### Activity
Copy each line below that contains "Choose".

### Material for this exercise
^^^^^^^^^^^^^^^^

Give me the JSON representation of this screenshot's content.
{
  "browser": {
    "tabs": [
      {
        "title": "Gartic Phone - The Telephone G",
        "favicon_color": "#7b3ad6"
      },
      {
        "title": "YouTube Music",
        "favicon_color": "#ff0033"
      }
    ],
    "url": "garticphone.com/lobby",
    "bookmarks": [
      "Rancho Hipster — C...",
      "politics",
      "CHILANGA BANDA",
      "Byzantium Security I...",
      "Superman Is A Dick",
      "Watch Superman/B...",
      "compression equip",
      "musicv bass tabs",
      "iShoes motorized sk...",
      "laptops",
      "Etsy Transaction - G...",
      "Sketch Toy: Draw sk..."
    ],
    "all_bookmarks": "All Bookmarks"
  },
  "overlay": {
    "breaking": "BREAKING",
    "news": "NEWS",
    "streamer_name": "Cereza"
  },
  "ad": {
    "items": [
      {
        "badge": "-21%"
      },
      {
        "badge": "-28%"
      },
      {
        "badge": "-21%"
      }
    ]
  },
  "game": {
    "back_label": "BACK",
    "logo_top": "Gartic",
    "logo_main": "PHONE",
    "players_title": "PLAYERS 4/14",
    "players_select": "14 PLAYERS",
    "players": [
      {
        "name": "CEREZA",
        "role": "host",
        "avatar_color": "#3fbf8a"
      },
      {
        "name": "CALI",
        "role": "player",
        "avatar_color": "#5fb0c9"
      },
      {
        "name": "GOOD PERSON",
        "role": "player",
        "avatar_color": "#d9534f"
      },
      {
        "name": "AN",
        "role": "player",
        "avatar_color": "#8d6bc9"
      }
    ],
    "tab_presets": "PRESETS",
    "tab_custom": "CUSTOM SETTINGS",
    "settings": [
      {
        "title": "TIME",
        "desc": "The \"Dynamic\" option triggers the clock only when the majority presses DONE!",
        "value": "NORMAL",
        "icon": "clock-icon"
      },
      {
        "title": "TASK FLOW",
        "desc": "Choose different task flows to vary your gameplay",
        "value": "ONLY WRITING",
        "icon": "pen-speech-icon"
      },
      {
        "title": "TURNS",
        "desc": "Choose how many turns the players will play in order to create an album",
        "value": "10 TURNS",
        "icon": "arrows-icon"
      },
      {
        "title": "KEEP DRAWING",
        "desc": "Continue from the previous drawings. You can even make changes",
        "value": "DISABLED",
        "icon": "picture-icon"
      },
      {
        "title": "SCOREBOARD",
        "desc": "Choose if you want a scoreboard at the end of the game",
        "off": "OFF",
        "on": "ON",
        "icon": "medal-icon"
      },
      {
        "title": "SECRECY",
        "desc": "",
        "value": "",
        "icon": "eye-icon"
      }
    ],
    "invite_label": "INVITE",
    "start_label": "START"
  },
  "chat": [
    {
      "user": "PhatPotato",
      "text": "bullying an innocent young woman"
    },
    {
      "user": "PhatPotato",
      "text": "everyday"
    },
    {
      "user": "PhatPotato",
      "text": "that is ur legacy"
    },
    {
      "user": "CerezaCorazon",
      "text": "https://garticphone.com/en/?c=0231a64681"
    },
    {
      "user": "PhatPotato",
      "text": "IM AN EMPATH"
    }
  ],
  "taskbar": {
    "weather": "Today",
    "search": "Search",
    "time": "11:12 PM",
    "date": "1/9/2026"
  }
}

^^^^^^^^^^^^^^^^

### Problem solution
        "desc": "Choose different task flows to vary your gameplay",
        "desc": "Choose how many turns the players will play in order to create an album",
        "desc": "Choose if you want a scoreboard at the end of the game",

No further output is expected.